* Exercise goal:
Collect each line of the records containing the string "current".

[Excerpted records Boundary: Start]

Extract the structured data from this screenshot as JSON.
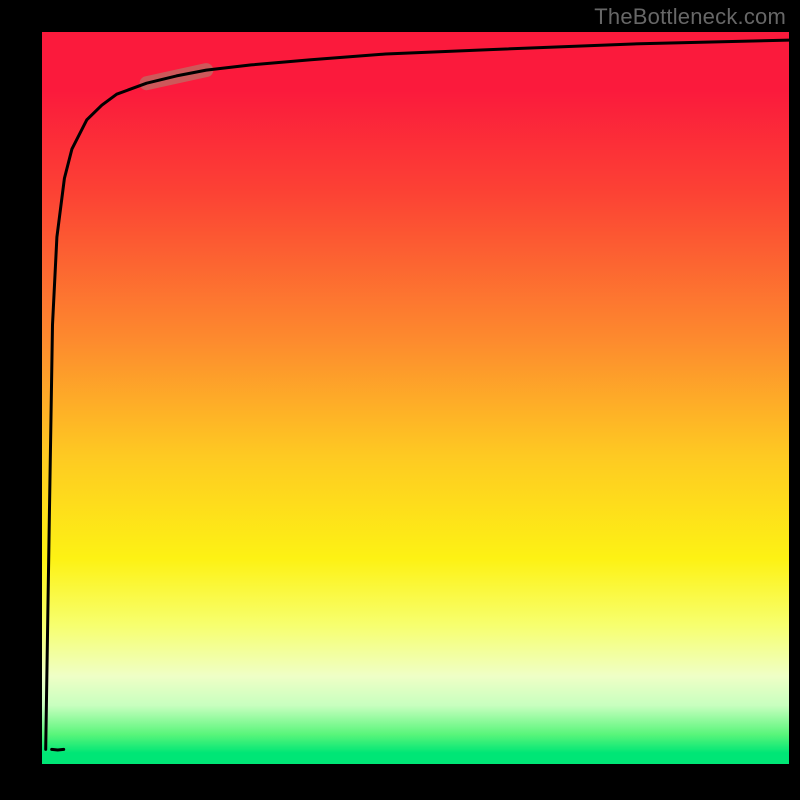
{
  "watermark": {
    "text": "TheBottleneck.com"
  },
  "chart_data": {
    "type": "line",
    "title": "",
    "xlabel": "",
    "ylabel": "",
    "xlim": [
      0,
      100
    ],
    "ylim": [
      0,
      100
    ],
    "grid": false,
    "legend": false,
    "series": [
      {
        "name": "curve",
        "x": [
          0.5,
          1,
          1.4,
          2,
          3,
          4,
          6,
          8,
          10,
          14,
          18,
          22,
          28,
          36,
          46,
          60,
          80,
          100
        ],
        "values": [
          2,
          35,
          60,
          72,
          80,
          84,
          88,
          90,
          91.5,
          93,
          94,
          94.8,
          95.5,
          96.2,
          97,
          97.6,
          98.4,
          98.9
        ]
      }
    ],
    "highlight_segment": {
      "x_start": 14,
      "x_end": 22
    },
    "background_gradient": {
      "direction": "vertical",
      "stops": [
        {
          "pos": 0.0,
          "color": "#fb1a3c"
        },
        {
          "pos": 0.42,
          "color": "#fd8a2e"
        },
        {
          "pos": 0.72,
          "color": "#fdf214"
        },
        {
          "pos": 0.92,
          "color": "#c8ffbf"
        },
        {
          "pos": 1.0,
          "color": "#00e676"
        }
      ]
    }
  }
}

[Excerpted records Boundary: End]
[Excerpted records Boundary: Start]

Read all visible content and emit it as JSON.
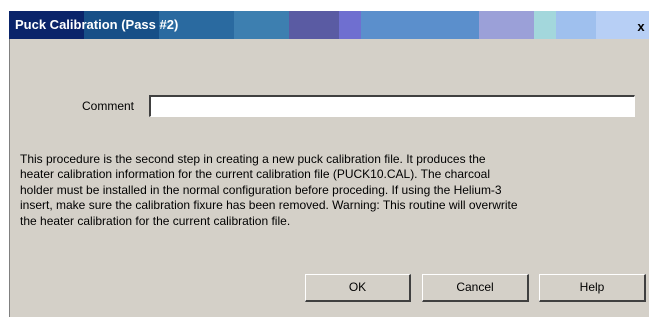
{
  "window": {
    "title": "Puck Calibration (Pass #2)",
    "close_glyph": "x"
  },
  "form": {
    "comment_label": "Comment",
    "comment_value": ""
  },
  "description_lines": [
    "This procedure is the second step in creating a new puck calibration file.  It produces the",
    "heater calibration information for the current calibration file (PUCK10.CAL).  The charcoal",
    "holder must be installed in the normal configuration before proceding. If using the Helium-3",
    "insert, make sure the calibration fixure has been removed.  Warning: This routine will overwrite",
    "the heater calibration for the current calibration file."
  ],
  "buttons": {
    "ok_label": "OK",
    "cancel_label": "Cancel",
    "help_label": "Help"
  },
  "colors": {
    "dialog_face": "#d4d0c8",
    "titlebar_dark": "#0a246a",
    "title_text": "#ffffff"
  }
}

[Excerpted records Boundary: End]
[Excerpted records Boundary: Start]

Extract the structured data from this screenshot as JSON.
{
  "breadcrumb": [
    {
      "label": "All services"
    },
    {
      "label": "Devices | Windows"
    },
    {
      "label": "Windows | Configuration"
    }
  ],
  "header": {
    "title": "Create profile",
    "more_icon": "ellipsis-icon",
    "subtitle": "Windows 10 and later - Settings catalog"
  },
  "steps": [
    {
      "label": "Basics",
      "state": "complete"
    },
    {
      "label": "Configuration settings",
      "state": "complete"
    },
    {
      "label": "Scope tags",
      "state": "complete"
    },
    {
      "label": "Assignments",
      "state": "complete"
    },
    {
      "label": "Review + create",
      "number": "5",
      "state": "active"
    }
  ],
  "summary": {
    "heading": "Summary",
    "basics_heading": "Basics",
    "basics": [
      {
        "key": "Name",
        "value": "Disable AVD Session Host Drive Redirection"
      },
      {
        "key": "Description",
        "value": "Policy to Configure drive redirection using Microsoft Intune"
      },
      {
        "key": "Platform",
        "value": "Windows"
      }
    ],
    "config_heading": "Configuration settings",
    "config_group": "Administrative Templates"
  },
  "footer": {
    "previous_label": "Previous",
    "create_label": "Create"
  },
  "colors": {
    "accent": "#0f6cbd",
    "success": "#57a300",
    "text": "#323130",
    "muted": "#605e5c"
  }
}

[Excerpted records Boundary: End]

* Result of the exercise:
    "heater calibration information for the current calibration file (PUCK10.CAL).  The charcoal",
    "the heater calibration for the current calibration file."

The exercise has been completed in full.